What the task asks
Tell how many lines of the data include the word "label". Nothing but the number belongs in the answer.
*** Opening Source data ***
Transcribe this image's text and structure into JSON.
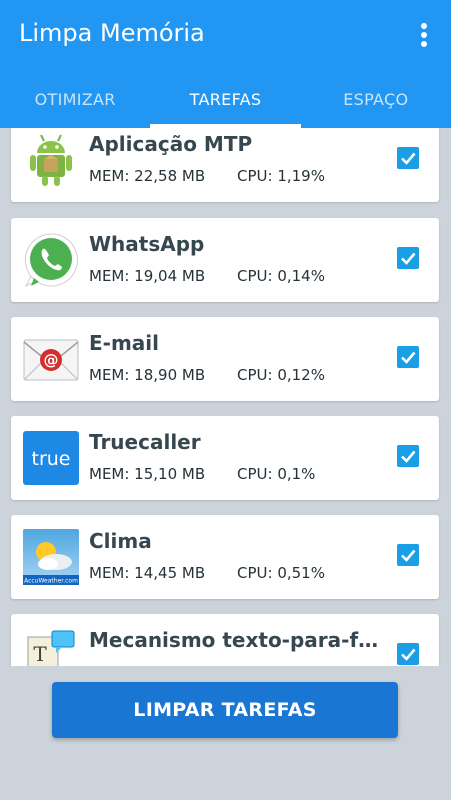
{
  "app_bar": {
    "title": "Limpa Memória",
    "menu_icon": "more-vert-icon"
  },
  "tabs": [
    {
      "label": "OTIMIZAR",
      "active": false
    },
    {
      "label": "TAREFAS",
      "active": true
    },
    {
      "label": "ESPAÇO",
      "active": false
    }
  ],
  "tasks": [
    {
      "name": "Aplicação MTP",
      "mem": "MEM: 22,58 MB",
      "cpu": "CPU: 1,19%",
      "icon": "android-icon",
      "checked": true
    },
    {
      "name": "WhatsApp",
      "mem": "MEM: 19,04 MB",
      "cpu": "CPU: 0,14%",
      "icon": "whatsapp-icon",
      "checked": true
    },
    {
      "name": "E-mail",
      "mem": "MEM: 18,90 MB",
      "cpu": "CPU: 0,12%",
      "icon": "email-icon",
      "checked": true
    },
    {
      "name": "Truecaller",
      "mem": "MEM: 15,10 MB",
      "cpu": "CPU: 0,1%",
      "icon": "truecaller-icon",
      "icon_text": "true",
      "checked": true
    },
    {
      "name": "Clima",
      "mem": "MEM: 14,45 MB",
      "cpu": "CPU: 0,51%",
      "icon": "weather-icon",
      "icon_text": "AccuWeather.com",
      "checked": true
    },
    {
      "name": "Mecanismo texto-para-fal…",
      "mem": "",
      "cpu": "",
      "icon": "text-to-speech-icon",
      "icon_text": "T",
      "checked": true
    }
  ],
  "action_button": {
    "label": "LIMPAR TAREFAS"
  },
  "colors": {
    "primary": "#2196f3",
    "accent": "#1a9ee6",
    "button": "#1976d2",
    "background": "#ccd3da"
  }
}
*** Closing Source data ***
Written answer
4